I am slow to learn, especially the really important things, such as humility and patience. But God who is great in kindness and mercy towards me, teaches me in little bits and chunks. God has been molding my character and showing me who I really am as people and things have been stripped away. I guess this is a really good thing, even though it doesn’t always feel good. If at the end of my life I trust him as much as I can trust him and love him and rely on him as much as I possibly can, then all this and every other difficult and wonderful experience in life will have been worth going through. I want to be trained by every moment, easy or hard. Like I said, I am slow to learn, so more often than not, it’s in the hard things where I learn the most. I think I may have grown in the past two years. I don’t see the growth, necessarily, but I feel the growing pains, so I must have grown. I continue to grow, still.
We went from a family of 5 to a family of 7! Our house is always (yes, always) full of noise and laughter and fighting (in good, Cuban style), and sitting around the dining room table telling stories and jokes. More often than not, there is an additional teenager, or three or four, hanging around here. We drive a big conversion van spacious enough to fit all of us and our friends, and are now, officially, the dorkiest family in Chesterfield county. The kids are in school, we have jobs, we serve at church, and we meet new people all the time. There are people we consider sweet friends. I work with precious kids, teaching them songs about pigs and spiders, and I feel happy doing so. Despite the difficulties, we are abundantly blessed and loved by God who understands our deepest needs and desires.
So where is home?
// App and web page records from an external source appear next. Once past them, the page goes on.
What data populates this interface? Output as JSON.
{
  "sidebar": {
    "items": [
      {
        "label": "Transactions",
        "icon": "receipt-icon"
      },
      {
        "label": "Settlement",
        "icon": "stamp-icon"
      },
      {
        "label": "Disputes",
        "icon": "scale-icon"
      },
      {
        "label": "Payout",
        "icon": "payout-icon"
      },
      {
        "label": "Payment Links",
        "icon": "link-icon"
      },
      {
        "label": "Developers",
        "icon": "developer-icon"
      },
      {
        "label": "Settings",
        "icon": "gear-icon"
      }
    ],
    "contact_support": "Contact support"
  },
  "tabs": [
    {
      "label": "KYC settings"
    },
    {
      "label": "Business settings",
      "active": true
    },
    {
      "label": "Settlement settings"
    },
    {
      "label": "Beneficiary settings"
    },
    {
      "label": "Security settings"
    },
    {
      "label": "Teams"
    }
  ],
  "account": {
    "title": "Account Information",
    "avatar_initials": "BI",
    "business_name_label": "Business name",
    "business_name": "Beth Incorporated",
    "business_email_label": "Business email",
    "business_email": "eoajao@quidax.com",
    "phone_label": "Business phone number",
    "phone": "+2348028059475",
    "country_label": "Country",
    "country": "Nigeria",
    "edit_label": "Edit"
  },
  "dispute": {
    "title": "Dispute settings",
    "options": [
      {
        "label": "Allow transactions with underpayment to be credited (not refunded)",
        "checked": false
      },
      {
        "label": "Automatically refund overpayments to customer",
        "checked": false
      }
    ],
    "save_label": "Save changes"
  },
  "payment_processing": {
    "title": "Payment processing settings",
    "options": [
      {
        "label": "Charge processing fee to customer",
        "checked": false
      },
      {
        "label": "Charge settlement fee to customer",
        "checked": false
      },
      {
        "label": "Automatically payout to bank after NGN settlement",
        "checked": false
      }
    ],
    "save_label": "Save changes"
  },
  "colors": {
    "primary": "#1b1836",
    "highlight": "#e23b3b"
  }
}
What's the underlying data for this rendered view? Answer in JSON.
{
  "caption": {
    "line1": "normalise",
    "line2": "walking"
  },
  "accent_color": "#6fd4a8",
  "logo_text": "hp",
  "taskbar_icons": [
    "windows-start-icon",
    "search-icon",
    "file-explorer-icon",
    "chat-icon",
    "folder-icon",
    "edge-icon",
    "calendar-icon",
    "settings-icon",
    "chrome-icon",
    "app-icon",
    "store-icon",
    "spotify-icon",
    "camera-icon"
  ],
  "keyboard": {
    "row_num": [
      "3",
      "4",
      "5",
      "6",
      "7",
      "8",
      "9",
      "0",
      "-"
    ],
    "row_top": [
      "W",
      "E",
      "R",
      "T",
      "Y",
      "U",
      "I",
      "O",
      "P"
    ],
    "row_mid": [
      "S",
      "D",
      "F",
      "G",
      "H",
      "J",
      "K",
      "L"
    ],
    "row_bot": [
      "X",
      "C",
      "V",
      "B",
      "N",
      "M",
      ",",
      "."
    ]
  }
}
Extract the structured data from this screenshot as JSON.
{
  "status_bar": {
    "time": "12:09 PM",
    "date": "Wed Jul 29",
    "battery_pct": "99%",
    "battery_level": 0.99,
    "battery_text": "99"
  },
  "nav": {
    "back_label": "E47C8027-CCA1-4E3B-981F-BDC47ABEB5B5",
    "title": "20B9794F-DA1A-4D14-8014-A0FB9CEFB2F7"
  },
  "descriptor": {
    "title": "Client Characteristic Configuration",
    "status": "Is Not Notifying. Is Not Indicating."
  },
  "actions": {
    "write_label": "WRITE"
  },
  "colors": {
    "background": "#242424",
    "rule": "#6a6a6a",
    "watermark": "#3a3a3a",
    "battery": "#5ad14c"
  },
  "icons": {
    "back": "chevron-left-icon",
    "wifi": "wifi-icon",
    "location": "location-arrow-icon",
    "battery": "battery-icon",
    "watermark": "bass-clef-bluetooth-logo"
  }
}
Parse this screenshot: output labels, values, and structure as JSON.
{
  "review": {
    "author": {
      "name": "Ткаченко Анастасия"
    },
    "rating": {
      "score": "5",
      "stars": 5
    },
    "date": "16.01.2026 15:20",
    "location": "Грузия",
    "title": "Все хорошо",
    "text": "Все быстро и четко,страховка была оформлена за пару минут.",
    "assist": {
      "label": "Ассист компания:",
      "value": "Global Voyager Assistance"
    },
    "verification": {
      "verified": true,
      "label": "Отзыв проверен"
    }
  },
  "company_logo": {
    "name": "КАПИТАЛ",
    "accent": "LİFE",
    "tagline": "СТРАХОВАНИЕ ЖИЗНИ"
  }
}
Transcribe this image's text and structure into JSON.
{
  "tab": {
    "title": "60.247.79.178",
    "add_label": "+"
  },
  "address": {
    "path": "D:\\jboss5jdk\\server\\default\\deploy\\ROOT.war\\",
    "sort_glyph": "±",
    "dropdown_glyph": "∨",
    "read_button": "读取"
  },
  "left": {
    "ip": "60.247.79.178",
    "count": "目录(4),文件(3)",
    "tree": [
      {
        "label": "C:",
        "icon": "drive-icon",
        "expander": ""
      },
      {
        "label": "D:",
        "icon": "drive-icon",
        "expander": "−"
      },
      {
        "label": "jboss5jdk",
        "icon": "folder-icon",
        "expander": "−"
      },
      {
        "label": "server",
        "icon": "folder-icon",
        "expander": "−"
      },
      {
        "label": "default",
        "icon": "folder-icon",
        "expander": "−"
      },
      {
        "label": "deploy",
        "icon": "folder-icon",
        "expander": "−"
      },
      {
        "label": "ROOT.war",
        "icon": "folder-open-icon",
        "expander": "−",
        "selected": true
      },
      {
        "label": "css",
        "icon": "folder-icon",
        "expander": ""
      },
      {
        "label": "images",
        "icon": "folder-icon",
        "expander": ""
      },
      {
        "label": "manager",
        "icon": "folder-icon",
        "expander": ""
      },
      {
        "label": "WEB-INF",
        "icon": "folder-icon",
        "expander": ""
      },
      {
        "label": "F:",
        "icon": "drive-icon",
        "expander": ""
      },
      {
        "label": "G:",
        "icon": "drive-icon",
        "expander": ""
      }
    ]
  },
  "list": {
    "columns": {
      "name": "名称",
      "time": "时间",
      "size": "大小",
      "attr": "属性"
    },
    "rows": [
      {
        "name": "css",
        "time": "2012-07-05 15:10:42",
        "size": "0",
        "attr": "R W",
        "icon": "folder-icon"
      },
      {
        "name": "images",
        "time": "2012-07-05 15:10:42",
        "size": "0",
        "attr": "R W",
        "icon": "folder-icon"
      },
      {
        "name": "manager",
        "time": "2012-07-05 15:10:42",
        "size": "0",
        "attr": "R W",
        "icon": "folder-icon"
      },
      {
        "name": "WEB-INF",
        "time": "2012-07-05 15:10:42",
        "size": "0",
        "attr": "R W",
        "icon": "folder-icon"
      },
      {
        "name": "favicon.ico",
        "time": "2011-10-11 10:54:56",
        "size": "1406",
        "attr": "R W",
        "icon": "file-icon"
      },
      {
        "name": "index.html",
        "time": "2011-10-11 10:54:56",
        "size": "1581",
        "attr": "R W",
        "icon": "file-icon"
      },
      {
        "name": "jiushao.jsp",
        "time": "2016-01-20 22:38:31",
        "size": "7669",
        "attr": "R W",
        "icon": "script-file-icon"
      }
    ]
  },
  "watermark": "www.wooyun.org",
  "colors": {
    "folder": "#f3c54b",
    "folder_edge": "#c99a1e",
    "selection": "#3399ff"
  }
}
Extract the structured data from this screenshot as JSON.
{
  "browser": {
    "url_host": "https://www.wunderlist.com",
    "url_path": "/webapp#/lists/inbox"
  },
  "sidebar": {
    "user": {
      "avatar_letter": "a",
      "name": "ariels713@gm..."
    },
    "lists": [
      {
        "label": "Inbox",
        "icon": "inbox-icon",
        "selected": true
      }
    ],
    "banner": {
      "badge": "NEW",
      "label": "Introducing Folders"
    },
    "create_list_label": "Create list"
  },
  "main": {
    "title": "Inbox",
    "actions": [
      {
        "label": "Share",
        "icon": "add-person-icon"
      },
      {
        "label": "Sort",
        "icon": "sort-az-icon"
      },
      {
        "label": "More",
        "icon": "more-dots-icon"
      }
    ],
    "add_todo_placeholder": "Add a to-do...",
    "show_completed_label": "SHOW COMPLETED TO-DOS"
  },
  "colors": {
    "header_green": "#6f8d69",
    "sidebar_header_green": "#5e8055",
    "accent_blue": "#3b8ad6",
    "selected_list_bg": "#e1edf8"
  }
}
That is a question I cannot answer. My heart is here. My heart is there. I guess this is what it should always feel like, in regards to God and his kingdom, shouldn’t it? Living as strangers in a foreign land, isn’t that the way it’s supposed to be?